Caritas Mok Cheung Sui Kun Community Centre (‘Caritas’), a local NGO with a long-standing history in Hong Kong, started a series of activities in Sai Ying Pun in 2012. Their location of choice was Centre Street, a long and steep slope typical of the neighbourhood. With financial assistance from the Urban Renewal Fund, Caritas spearheaded the organisation of a variety of activities to connect to the original residents in a time of rapid urban change: street markets, outdoor movie screenings, pop-up street furniture and even Christmas carolling. A few years of experiments yielded an overwhelmingly positive response, and a clear conclusion: local residents wanted a community hub where they could gather without having to worry about weather or government permits. This planted the seed of what became the Magic Lane Community Design Studio (‘Magic Lanes’).
The originators agreed that Magic Lanes had to become an anchor to channel residents’ sensitivities and recover their sense of belonging and identity as Sai Ying Pun-ers. Most importantly, it needed to be a comfortable, homey place to re-imagine the future of the neighbourhood. Ideally, not a fluid or temporary pop-up, but a permanent and shaded space, like a street-level shop space.
Fortunately, they managed to convince the Urban Renewal Fund to commit to renting a space in Hong Kong’s skyrocketing property market. In their search, they stumbled upon a small vacant shop in Sheung Fung Lane, a steep alley with busy pedestrian traffic similar to Centre Street, but with a higher percentage of locals.

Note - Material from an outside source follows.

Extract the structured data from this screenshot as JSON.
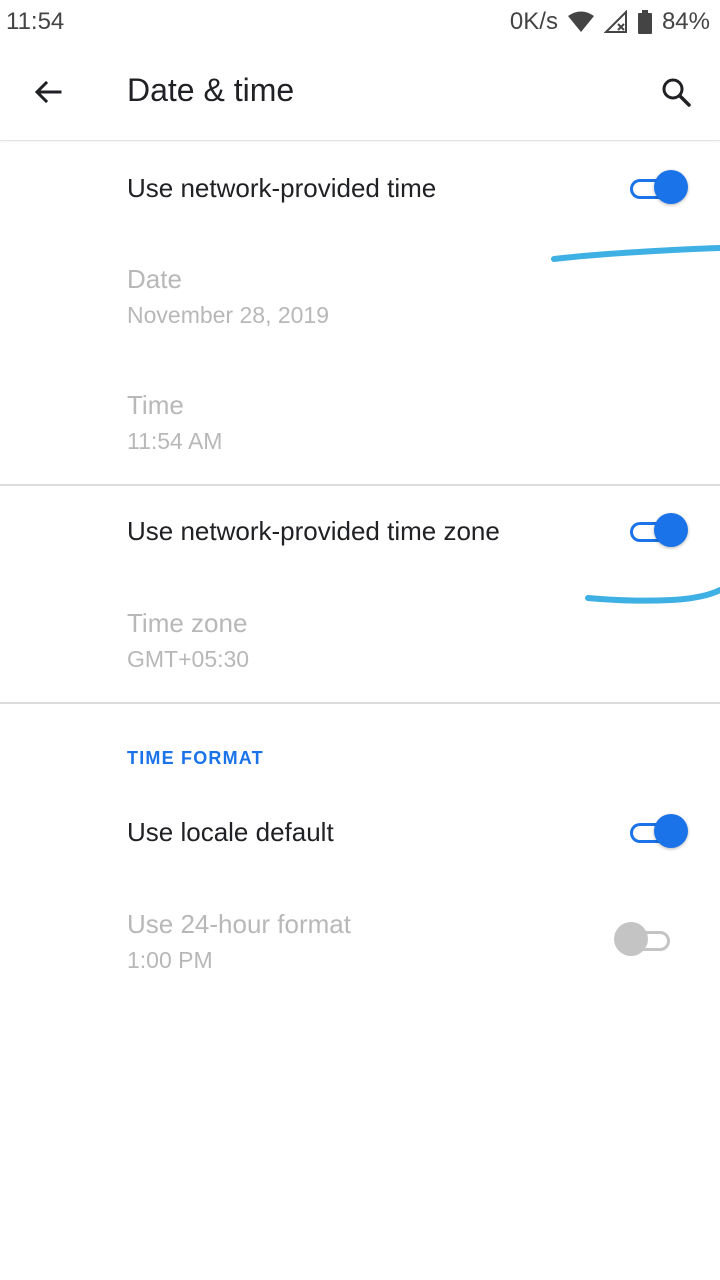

As an added bonus, Sheung Fung Lane was a privately-owned thoroughfare, eliminating the need to deal with government bureaucracy.

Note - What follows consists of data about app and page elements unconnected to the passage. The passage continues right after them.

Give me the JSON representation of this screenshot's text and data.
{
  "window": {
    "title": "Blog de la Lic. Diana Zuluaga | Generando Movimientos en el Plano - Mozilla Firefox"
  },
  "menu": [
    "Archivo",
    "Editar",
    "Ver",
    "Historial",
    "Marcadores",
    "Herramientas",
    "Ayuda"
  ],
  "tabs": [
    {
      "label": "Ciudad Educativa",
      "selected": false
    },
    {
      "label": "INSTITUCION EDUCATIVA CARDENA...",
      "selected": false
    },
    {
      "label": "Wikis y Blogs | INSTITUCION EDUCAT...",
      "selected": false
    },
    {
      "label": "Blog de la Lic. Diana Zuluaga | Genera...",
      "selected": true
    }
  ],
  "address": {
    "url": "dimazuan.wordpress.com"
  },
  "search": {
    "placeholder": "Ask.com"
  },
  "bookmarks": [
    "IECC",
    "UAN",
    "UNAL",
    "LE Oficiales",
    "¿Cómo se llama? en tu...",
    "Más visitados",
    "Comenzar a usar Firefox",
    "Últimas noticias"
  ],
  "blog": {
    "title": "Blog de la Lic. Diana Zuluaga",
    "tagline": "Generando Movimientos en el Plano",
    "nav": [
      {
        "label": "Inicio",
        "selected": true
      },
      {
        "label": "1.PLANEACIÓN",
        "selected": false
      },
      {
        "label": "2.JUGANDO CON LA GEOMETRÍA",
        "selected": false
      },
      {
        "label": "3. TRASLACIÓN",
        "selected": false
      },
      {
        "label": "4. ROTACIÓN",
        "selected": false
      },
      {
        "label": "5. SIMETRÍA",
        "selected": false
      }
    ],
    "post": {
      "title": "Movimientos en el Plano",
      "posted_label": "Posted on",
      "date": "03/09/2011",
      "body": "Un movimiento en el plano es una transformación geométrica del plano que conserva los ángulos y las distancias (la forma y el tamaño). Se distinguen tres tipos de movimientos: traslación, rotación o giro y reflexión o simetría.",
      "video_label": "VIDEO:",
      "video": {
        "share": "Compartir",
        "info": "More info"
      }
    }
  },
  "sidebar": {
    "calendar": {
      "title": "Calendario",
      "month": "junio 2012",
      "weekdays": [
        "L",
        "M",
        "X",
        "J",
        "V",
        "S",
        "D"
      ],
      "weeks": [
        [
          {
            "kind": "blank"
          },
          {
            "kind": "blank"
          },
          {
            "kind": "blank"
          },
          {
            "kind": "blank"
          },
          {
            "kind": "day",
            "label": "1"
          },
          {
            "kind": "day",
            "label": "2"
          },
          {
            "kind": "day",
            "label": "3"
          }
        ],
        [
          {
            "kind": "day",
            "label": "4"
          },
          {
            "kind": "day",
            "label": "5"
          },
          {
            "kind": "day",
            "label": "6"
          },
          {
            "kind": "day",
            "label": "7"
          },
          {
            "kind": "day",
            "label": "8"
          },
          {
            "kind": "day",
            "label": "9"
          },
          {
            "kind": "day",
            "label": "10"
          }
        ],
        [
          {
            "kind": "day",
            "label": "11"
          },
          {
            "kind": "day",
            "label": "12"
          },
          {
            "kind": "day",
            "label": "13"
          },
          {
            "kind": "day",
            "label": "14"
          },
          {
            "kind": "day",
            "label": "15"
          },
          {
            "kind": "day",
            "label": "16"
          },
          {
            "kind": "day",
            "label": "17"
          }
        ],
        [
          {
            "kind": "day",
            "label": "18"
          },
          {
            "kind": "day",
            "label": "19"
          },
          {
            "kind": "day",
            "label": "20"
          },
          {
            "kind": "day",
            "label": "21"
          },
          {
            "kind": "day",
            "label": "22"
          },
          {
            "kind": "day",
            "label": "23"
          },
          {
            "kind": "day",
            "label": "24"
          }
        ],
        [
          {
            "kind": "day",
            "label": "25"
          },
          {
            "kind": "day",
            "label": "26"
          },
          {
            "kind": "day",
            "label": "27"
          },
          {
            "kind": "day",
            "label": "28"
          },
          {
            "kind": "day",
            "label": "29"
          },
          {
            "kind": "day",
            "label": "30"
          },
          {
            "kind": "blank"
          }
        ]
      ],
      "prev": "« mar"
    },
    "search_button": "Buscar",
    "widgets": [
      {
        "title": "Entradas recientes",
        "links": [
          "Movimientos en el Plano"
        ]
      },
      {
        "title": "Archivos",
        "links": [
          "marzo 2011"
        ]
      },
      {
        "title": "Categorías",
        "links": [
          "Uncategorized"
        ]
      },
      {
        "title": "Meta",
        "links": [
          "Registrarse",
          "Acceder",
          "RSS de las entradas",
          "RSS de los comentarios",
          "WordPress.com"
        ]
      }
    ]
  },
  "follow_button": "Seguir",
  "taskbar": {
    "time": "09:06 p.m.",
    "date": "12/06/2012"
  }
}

They were able to rent the space for a period of two years and opened the Magic Lanes Design Studio in March 2017. The first project they embarked on was a community-led process to re-design the Sheung Fung Lane. Visualising and articulating the residents’ needs and demands in an actual physical project was an empowering and energising process.
Two years into the project, the Caritas team have taken stock and is ready to share three key lessons:
Consolidating resident surveys and project results, the Magic Lanes team articulated five principles for redesigning public space in this old Hong Kong neighbourhood:
The project will extend its duration until early 2020. Navigating the field of stakeholders and respecting their rights and responsibilities will remain a key challenge. Now that Magic Lanes has built trust among both ends of the spectrum, the team can move forward to the next stage. The objective is to improve the quality of space on a more permanent basis within the existing context of ownership and maintenance. With building principles laid out and preliminary consensus reached, Magic Lanes is now working on a feasible design proposal. Physical improvements, albeit small, will still be a breakthrough in Hong Kong’s rigid and non-human centred planning practice. Magic Lanes will be one of the pioneers of community-led design of public space in the city.